AUGUSTA, Ga.---The city of Augusta brought in one of the Georgia state Environmental Protection Division's top hazardous waste officials to evaluate Hyde Park.
Mark Smith is here to figure out just how bad the problem is, and that's exactly what he told the people who live there at a packed meeting this afternoon.
Neighbors had a lot of questions.
Some gathered to tell Smith they're ready to leave after exposure to things like mercury, zinc, and lead from the old Goldberg Junkyard.
"We got children dying out here," Loise Douse said. "Children go blind. I got a son over here on an asthma pump."

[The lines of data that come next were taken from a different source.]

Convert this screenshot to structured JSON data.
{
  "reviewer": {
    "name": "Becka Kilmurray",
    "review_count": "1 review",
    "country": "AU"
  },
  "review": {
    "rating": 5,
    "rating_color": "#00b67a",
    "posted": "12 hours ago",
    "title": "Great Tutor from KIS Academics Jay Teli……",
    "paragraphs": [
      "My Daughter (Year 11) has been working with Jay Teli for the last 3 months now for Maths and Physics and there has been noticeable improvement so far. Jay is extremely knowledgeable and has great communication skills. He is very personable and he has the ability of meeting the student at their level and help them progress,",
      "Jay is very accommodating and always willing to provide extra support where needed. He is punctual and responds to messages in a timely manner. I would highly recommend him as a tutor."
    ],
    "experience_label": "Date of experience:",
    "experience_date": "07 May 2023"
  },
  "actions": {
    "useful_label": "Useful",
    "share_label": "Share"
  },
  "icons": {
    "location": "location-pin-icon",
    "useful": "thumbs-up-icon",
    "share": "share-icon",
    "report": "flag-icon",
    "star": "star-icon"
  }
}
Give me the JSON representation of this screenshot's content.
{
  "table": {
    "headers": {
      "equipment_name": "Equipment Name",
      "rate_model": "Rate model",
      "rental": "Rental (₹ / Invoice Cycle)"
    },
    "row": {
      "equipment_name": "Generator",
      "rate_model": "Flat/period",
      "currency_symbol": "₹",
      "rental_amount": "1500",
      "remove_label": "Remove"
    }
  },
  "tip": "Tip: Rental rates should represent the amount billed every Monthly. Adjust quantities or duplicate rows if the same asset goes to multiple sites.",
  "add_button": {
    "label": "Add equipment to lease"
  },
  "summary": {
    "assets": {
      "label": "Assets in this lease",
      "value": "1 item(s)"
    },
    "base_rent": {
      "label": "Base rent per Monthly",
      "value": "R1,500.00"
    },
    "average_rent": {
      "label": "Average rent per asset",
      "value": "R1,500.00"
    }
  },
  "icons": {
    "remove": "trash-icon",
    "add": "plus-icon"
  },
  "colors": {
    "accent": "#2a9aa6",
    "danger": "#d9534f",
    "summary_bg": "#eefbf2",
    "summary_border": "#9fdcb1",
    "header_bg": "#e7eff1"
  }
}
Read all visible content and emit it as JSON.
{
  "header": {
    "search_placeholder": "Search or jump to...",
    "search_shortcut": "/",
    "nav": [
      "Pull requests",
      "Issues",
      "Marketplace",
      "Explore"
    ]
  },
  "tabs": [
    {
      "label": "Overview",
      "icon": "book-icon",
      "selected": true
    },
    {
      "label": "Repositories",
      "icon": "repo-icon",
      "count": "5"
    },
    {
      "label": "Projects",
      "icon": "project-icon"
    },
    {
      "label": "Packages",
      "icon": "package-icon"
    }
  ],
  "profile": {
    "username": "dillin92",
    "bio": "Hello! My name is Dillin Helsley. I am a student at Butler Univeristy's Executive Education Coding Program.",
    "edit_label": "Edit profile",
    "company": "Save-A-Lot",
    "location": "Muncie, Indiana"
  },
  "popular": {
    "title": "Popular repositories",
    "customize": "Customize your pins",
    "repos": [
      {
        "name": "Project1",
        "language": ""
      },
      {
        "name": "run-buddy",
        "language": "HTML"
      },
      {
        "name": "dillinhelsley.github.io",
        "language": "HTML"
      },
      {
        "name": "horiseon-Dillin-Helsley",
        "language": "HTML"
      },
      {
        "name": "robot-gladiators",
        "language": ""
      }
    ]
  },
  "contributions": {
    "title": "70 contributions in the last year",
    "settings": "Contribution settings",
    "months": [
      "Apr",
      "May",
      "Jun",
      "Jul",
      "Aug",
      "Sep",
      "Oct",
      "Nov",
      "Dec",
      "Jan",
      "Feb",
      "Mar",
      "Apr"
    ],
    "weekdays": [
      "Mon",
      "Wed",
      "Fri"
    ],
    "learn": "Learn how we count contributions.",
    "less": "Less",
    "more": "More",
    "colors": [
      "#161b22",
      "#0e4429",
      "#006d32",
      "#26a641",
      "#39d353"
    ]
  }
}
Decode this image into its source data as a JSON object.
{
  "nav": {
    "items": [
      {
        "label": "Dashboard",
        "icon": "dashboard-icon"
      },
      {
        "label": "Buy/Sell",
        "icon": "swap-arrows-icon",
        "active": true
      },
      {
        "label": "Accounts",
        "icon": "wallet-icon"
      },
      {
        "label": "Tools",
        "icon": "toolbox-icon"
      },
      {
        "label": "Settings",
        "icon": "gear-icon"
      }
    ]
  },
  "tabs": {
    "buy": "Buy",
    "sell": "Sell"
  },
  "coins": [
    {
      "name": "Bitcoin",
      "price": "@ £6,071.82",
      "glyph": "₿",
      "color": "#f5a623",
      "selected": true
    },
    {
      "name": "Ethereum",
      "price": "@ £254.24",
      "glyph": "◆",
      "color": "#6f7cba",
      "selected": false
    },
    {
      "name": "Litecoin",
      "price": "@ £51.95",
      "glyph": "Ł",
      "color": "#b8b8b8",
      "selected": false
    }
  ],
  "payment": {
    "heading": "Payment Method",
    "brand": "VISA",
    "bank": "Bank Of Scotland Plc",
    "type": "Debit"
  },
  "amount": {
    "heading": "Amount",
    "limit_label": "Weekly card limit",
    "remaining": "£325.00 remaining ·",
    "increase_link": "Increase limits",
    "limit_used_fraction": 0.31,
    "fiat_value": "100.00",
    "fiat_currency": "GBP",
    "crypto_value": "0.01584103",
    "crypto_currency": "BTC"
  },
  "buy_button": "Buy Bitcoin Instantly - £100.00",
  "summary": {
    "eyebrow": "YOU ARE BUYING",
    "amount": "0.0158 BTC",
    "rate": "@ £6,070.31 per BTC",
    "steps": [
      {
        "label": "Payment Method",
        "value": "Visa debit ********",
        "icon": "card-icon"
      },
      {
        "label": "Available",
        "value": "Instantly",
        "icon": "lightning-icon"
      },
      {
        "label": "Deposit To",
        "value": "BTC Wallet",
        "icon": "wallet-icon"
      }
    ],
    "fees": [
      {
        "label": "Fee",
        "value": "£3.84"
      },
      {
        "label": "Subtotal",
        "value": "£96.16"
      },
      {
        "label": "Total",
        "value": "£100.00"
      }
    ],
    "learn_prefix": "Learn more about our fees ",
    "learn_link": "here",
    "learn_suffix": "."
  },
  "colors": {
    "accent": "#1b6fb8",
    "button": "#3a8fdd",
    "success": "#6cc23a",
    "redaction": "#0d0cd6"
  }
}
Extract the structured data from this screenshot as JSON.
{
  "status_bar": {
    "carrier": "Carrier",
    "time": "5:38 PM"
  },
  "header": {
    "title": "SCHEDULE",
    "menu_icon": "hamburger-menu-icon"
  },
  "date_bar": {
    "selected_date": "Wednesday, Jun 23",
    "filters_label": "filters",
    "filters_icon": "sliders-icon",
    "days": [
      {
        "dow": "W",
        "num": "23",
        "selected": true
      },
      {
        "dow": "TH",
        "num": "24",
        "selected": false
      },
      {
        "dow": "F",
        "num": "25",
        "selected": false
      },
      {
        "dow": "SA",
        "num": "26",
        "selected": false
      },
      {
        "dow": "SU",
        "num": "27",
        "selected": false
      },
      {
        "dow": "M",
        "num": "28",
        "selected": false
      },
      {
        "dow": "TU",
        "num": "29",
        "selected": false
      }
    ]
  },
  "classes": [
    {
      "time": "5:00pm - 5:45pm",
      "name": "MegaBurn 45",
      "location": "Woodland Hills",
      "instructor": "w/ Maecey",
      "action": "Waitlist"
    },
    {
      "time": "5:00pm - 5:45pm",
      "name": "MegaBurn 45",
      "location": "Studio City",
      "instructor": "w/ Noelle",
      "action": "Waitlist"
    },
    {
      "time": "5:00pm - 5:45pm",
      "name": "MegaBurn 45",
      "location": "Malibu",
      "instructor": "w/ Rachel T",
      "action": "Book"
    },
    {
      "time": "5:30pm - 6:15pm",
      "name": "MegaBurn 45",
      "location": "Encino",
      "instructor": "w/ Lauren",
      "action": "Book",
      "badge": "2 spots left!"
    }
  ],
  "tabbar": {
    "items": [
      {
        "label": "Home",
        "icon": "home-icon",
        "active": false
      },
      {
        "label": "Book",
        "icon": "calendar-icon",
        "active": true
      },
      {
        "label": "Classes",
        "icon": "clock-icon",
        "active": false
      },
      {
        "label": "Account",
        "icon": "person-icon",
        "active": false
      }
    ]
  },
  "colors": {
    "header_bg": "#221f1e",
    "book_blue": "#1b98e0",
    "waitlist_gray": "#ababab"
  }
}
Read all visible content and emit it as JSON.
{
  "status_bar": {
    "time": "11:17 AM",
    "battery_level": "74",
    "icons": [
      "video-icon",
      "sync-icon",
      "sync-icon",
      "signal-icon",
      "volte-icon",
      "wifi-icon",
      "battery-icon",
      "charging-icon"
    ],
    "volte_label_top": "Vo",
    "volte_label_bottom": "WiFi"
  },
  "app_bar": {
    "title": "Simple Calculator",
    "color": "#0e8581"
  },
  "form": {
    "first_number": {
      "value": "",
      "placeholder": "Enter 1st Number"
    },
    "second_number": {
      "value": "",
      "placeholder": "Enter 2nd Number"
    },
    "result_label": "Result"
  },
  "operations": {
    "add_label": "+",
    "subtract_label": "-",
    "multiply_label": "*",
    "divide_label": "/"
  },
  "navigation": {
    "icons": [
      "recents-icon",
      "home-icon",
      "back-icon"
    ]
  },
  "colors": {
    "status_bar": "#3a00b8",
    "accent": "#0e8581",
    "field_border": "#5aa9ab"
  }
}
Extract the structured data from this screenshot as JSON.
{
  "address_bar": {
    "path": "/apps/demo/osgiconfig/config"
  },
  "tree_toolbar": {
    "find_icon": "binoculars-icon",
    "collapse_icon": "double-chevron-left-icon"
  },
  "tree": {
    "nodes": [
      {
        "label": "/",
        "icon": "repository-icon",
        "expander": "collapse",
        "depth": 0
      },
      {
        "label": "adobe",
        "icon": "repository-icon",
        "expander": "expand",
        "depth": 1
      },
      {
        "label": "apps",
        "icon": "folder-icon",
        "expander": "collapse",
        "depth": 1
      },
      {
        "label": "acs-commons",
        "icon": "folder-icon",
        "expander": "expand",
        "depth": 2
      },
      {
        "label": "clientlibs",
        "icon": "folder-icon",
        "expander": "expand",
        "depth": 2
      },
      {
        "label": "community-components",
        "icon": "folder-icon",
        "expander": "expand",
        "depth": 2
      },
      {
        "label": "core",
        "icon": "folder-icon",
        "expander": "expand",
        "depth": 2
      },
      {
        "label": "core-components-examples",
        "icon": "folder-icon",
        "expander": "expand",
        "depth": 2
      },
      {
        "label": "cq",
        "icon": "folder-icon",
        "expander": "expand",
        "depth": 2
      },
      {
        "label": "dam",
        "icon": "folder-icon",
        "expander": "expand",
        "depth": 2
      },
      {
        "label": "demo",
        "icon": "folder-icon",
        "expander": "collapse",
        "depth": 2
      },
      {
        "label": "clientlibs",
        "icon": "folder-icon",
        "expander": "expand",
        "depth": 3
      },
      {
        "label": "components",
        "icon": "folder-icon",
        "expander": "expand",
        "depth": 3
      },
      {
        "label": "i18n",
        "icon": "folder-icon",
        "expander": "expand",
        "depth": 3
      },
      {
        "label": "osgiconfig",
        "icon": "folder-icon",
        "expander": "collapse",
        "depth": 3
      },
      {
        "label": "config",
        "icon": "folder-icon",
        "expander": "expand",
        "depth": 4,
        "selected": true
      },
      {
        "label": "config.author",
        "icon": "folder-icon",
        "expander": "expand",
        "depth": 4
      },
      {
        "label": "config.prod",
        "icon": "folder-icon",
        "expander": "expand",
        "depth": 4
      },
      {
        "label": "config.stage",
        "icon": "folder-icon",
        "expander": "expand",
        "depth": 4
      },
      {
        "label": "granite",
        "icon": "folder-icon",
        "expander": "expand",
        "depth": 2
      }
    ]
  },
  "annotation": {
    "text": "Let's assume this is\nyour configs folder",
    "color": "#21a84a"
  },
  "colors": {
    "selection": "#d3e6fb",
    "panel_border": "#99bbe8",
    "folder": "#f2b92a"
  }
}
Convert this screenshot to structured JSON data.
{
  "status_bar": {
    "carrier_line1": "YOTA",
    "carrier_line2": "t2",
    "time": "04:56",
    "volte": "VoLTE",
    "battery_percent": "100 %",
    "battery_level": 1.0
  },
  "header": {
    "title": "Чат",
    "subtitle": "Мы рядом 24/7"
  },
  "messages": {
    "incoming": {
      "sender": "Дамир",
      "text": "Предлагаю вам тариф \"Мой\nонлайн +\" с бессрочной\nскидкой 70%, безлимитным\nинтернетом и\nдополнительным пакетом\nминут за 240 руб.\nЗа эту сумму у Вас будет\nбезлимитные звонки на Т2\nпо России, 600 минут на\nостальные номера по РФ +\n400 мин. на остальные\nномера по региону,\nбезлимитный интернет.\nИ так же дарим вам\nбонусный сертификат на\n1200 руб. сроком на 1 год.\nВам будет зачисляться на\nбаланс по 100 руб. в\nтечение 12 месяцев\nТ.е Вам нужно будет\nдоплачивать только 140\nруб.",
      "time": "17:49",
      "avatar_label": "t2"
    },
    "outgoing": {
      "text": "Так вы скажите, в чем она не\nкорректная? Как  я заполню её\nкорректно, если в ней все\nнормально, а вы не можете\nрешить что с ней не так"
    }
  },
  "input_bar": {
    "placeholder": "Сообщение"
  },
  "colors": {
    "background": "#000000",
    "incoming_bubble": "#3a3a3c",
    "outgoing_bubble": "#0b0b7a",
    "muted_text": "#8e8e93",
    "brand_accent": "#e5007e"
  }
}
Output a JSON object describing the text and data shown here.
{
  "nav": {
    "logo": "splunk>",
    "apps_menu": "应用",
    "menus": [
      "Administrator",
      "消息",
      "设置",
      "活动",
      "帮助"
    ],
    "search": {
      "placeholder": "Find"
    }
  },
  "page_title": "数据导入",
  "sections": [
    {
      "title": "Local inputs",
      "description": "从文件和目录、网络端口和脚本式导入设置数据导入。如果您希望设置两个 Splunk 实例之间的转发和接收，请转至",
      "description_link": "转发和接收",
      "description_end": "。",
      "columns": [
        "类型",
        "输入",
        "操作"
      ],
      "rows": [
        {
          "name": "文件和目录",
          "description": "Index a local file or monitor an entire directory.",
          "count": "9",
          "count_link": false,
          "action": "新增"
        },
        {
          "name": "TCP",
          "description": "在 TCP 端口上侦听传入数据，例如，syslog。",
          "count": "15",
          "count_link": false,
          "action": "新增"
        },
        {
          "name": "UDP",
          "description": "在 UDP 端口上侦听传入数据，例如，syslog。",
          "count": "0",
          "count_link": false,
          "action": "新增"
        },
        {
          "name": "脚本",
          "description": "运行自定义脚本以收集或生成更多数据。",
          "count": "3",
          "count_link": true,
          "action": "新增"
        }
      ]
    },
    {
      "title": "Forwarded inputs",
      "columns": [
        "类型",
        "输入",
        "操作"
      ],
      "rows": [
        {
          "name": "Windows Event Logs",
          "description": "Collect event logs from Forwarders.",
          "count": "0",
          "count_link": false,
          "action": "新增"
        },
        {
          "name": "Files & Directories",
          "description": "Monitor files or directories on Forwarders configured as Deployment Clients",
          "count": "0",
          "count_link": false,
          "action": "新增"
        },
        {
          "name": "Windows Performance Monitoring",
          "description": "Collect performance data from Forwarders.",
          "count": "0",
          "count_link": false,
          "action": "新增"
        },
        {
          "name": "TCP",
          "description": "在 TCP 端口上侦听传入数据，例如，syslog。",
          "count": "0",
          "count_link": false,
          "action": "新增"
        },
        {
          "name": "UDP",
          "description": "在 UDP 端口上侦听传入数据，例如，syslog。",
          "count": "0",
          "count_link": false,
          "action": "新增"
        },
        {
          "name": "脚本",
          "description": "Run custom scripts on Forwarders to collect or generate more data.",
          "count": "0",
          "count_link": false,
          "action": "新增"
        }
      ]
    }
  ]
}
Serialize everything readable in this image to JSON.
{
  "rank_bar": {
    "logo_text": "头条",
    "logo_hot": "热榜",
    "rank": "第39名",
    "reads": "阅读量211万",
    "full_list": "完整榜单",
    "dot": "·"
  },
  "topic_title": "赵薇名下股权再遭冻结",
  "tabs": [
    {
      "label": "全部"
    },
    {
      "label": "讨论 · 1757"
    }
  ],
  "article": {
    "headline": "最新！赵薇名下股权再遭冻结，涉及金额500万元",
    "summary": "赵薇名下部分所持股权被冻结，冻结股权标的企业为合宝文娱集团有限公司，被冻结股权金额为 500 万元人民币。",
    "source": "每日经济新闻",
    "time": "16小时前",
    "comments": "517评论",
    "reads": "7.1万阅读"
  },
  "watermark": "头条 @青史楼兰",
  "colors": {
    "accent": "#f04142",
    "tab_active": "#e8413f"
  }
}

Brownfields Commission chairman Rev. Charles Utley says the ditches flood, bringing toxins to the homes.
"It's a problem, and we want the best for the residents in this area," Rev. Utley said. He wants everyone to have the option to leave.
But political activist Woody Merry wants to make sure no one is forced out. An environmental attorney says just two of 34 areas in the Brownfields study have high enough levels to be a hazard.
"We want a beautification, not a relocation," Merry said. "We want this place fixed up and cleaned up."
"We just want to be left alone, get on with our lives," said resident Elbert Hightower.
It's an issue with two sides and one common goal: getting all the facts.
"These people want answers, and I got to be able to communicate with them. And I'm looking for ways to do that," Smith said.
City Administrator Fred Russell says Smith has all the data, and once he looks everything over, he'll present his recommendations to the city.
Russell says he expects this to happen soon, but he didn't give an exact date. He says they'll be able to make a decision about what to do once the findings are ready.
Of course there's a price tag for you in this.
Russell recently asked the finance committee for $280,000 to start a department to deal with all this.
They didn't approve it, wanting to see other options.
Charles Utley with the Augusta Brownfields Commission says the total cleanup and relocation cost will be at least $15 million.